We may see some higher volumes in precious metal trading today, as today is the monthly gold options expiry. The news media is still relentlessly attacking gold, revealing how badly some of the pundits need a refresher in how gold functions; all of the ways in which gold is a unique asset are actually what make it an attractive hedge and a store of value, but the talking heads in finance can insist all they want that it has no yield aside from price appreciation, which is true. But people who are holding gold for more than speculative purposes didn't buy the metal because they needed a quarterly dividend. Watch as somesuch pundit from Bloomberg questions if there any reasons left to own gold [VIDEO].
As stocks look to gain today, it's encouraging that the precious metals opened this morning steady, because most of the reliable indicators for where gold is headed—like the strength of the dollar and commodities prices—are still pointing toward continued weakness: the dollar rose 0.4% on the DXY index this morning to 96.9, while crude prices remain low, with WTI slightly higher at $47.43/bbl and Brent crude nearly 1% off, just below $53/bbl.
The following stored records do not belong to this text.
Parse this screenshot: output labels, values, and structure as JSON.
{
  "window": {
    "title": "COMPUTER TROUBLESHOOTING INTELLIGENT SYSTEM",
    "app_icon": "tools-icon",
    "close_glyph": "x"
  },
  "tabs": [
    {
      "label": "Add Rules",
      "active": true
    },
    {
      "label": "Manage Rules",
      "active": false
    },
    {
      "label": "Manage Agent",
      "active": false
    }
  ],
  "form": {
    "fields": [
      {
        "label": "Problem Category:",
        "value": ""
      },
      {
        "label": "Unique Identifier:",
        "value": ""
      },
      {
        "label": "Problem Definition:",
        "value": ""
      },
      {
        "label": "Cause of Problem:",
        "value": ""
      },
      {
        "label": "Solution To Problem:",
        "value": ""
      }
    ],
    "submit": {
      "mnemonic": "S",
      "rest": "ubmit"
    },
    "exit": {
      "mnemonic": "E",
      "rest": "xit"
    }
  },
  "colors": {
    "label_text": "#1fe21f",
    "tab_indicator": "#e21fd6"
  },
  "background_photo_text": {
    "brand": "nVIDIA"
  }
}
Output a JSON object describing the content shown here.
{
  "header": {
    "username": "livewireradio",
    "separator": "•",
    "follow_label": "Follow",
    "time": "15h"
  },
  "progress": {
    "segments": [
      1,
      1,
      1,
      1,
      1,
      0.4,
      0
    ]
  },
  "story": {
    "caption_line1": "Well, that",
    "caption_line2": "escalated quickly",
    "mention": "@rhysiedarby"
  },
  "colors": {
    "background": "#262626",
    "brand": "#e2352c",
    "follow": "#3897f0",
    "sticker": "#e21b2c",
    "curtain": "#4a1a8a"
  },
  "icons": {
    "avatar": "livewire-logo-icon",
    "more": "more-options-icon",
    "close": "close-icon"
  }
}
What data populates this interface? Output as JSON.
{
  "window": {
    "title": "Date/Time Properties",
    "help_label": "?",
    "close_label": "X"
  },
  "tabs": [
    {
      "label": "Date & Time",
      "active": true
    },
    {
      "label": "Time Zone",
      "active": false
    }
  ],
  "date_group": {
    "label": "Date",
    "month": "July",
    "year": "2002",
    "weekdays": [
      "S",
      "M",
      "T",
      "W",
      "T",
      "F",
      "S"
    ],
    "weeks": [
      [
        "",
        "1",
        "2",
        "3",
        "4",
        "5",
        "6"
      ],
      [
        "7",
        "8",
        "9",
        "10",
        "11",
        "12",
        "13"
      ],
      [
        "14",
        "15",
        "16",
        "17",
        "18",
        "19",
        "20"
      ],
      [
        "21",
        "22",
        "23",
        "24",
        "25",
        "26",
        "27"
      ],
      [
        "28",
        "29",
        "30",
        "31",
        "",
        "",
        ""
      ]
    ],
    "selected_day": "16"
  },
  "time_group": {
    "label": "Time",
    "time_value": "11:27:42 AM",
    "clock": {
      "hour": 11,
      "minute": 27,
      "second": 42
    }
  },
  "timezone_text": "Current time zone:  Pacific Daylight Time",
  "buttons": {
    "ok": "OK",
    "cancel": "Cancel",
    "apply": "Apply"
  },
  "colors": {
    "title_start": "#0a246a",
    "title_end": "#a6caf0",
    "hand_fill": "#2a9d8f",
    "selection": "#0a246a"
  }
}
While it's true that a sharp rally is unlikely for the metals in the near-term, it should also be noted that when the news media is touting the death of gold, or gold investors' ultimate capitulation, then you can be almost certain that the bottom is in, if only for the wave of value buying and contrarian sentiment such a declaration generates.
The spillover from China may be contained, but that doesn't mean the global outlook ought to be risk-off regarding Shanghai's woes. Worsening losses on the stock exchanges will no doubt dry up investment in other parts of the Chinese economy as it unavoidably enters a period of maturation and slow down. Anyone who believes that 7+ percent growth (more than double what a developed economy usually experiences in boom time) is sustainable for another 25 years is kidding themselves.
The downward spiral seems to be coming even amid aggressive support from the Communist regime and, anecdotally, abiding belief from retail investors on the mainland who are convinced that the government will always step in to make their investments whole eventually. This is a dangerous delusion, especially amid the precipitous decline of those investments. For some perspective on how far the Chinese markets may fall, even with the more than $4 trillion sell-off of Chinese equities over the last 6 weeks, the Shanghai Composite is still up nearly 15% year-to-date. Clearly, there's more room to slide further on the downside.
Meantime, the focus on political news of increasingly trivial consequence will ramp up as we get further into campaign season in the U.S. As the presidential debates (which promise to be either a spectacular fiasco or hardly worth talking about) approach, the various candidates from Donald Trump to Mike Huckabee to Hillary Clinton will continue to garner the media's attention for making even the most mundane statements.
Everyone will be waiting for the FOMC announcement tomorrow afternoon at 2 pm EST, though Janet Yellen will not hold a press conference with the media after the committee's monthly statement is released.